During the mid-1980s, it became the focus of the leading British rock climbers of the day, particularly Jerry Moffatt (Master's Wall 1983), John Readhead (Womb Bits 1984), and Johnny Dawes, who were striving to free up the main face of the Great Wall (or Master's Wall), in the middle of the East Buttress,[3] culminating with Dawes' October 1986 climb of Indian Face, which at a grade of E9 6c, was considered on the most dangerous and difficult rock climbs in the world.[5][6]

While the cliff contains routes of all difficulties, few other crags in Britain contain such a concentration of routes above the extreme E7-grade.[1]

FilmographyEdit

  • Documentary: Hughes, Alun (director) (2006). Johnny Dawes & The story of Indian Face (Motion picture). Hughes Prod. Retrieved 9 January 2022.

BibliographyEdit

  • North Wales Classics (Jack Geldard), 2010, Rockfax. ISBN 978-1-873341-17-9.
  • North Wales Climbs (Mark Reeves, Jack Geldard, Mark Glaister), 2013, Rockfax. ISBN 978-1-873341-82-7.
  • The Black Cliff: The history of rock climbing on Clogwyn du'r Arddu (Peter Crew, Jack Soper, Ken Wilson), 1971, Kaye & Ward ISBN 978-0718207908.

See alsoEdit

ReferencesEdit

  1. ^ a b c d e f g h "Clogwyn Du'r Arddu (Cloggy)". UKClimbing.com. Retrieved 10 January 2022.
  2. ^ a b c d Rubin, Alan. "CLOGWYN DU'R ARDDU: THE BLACK CLIFF". American Alpine Journal. 18 (47): 534. Retrieved 15 January 2022.
  3. ^ a b c d Hobley, Nicholas. "Clogwyn Du'r Arddu - Cloggy". PlanetMountain.com. Retrieved 12 January 2022.
  4. ^ a b Williams, Paul (1989). Clogwyn Du'r Arddu. Climbers' Club. ISBN 0-901601-43-8.
  5. ^ "25 October 1986: Johnny Dawes climbs the Indian Face". The Guardian. 22 December 2011. Retrieved 9 January 2022.
  6. ^ Editorial (3 June 2020). "Johnny Dawes and the Story of Indian Face: the UK's First E9 Climb". Climbing. Retrieved 9 January 2022.

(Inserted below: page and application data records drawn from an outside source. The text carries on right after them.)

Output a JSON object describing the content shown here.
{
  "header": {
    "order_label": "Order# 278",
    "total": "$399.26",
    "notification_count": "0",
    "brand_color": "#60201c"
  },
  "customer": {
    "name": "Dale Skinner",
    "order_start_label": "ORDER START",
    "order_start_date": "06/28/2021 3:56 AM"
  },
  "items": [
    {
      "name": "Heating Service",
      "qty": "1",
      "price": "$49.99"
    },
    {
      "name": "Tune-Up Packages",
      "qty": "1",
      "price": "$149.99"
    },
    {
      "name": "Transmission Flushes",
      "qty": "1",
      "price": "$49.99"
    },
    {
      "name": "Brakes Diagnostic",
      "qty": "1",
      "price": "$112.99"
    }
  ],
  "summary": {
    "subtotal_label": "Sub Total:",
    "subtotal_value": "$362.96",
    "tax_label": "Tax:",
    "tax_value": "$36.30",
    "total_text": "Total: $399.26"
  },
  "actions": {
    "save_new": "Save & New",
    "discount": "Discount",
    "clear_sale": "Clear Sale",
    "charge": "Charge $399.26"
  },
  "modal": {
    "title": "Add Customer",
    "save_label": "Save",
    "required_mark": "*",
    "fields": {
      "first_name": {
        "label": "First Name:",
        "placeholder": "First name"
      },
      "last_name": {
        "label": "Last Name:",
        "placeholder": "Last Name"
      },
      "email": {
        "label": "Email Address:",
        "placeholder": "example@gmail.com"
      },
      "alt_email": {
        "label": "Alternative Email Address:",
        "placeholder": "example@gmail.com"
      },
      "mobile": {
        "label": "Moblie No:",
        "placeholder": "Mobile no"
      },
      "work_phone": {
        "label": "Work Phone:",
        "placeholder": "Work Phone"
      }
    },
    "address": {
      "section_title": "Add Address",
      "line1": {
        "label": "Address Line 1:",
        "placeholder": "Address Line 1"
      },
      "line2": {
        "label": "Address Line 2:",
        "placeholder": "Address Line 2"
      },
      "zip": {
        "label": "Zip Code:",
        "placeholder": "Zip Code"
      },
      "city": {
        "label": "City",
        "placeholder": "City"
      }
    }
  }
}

Further readingEdit

  • Crew; Soper; Wilson (1971). The Black Cliff (Clogwyn Du'r Arddu). Kaye Ward. ISBN 0-7182-0790-4.

External linksEdit